How to complete this task:
Would you reproduce the data below exactly, please, leaving out its images?

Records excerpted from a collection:
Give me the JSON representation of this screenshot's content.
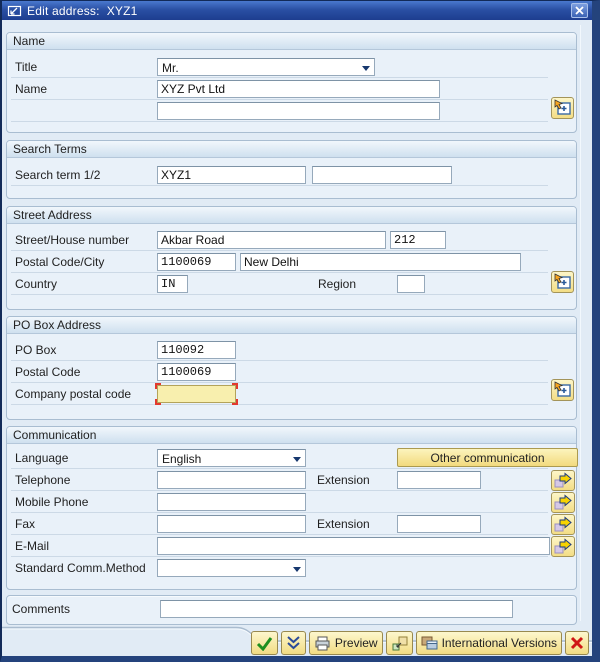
{
  "window": {
    "title": "Edit address:  XYZ1"
  },
  "sections": {
    "name": {
      "header": "Name",
      "title_label": "Title",
      "title_value": "Mr.",
      "name_label": "Name",
      "name_value": "XYZ Pvt Ltd",
      "name2_value": ""
    },
    "search": {
      "header": "Search Terms",
      "label": "Search term 1/2",
      "term1_value": "XYZ1",
      "term2_value": ""
    },
    "street": {
      "header": "Street Address",
      "street_label": "Street/House number",
      "street_value": "Akbar Road",
      "house_value": "212",
      "postal_label": "Postal Code/City",
      "postal_value": "1100069",
      "city_value": "New Delhi",
      "country_label": "Country",
      "country_value": "IN",
      "region_label": "Region",
      "region_value": ""
    },
    "pobox": {
      "header": "PO Box Address",
      "pobox_label": "PO Box",
      "pobox_value": "110092",
      "postal_label": "Postal Code",
      "postal_value": "1100069",
      "company_label": "Company postal code",
      "company_value": ""
    },
    "comm": {
      "header": "Communication",
      "language_label": "Language",
      "language_value": "English",
      "other_button_label": "Other communication",
      "telephone_label": "Telephone",
      "extension_label": "Extension",
      "telephone_value": "",
      "telephone_ext_value": "",
      "mobile_label": "Mobile Phone",
      "mobile_value": "",
      "fax_label": "Fax",
      "fax_value": "",
      "fax_ext_value": "",
      "email_label": "E-Mail",
      "email_value": "",
      "std_label": "Standard Comm.Method",
      "std_value": ""
    },
    "comments": {
      "label": "Comments",
      "value": ""
    }
  },
  "toolbar": {
    "preview_label": "Preview",
    "intl_label": "International Versions"
  },
  "icons": {
    "titlebar": "edit-window-icon",
    "close": "close-x-icon",
    "expand": "more-fields-icon",
    "comm_arrow": "arrow-right-icon",
    "continue": "green-check-icon",
    "transfer": "double-chevron-down-icon",
    "preview": "printer-icon",
    "versions": "overlapping-boxes-icon",
    "international": "stacked-windows-icon",
    "cancel": "red-x-icon"
  },
  "colors": {
    "titlebar_blue": "#2a50a4",
    "group_bg": "#e9f1f9",
    "focus_field_yellow": "#f8efae",
    "focus_corner_red": "#e2392e",
    "button_yellow": "#f2dc83"
  }
}
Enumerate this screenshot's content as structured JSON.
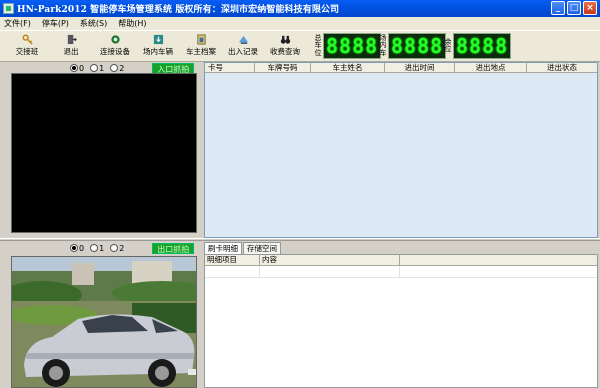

Result of this task:
Give me the JSON representation of this screenshot's content.
{
  "window": {
    "title": "Edit address:  XYZ1"
  },
  "sections": {
    "name": {
      "header": "Name",
      "title_label": "Title",
      "title_value": "Mr.",
      "name_label": "Name",
      "name_value": "XYZ Pvt Ltd",
      "name2_value": ""
    },
    "search": {
      "header": "Search Terms",
      "label": "Search term 1/2",
      "term1_value": "XYZ1",
      "term2_value": ""
    },
    "street": {
      "header": "Street Address",
      "street_label": "Street/House number",
      "street_value": "Akbar Road",
      "house_value": "212",
      "postal_label": "Postal Code/City",
      "postal_value": "1100069",
      "city_value": "New Delhi",
      "country_label": "Country",
      "country_value": "IN",
      "region_label": "Region",
      "region_value": ""
    },
    "pobox": {
      "header": "PO Box Address",
      "pobox_label": "PO Box",
      "pobox_value": "110092",
      "postal_label": "Postal Code",
      "postal_value": "1100069",
      "company_label": "Company postal code",
      "company_value": ""
    },
    "comm": {
      "header": "Communication",
      "language_label": "Language",
      "language_value": "English",
      "other_button_label": "Other communication",
      "telephone_label": "Telephone",
      "extension_label": "Extension",
      "telephone_value": "",
      "telephone_ext_value": "",
      "mobile_label": "Mobile Phone",
      "mobile_value": "",
      "fax_label": "Fax",
      "fax_value": "",
      "fax_ext_value": "",
      "email_label": "E-Mail",
      "email_value": "",
      "std_label": "Standard Comm.Method",
      "std_value": ""
    },
    "comments": {
      "label": "Comments",
      "value": ""
    }
  },
  "toolbar": {
    "preview_label": "Preview",
    "intl_label": "International Versions"
  },
  "icons": {
    "titlebar": "edit-window-icon",
    "close": "close-x-icon",
    "expand": "more-fields-icon",
    "comm_arrow": "arrow-right-icon",
    "continue": "green-check-icon",
    "transfer": "double-chevron-down-icon",
    "preview": "printer-icon",
    "versions": "overlapping-boxes-icon",
    "international": "stacked-windows-icon",
    "cancel": "red-x-icon"
  },
  "colors": {
    "titlebar_blue": "#2a50a4",
    "group_bg": "#e9f1f9",
    "focus_field_yellow": "#f8efae",
    "focus_corner_red": "#e2392e",
    "button_yellow": "#f2dc83"
  }
}
Enumerate this screenshot's content as structured JSON.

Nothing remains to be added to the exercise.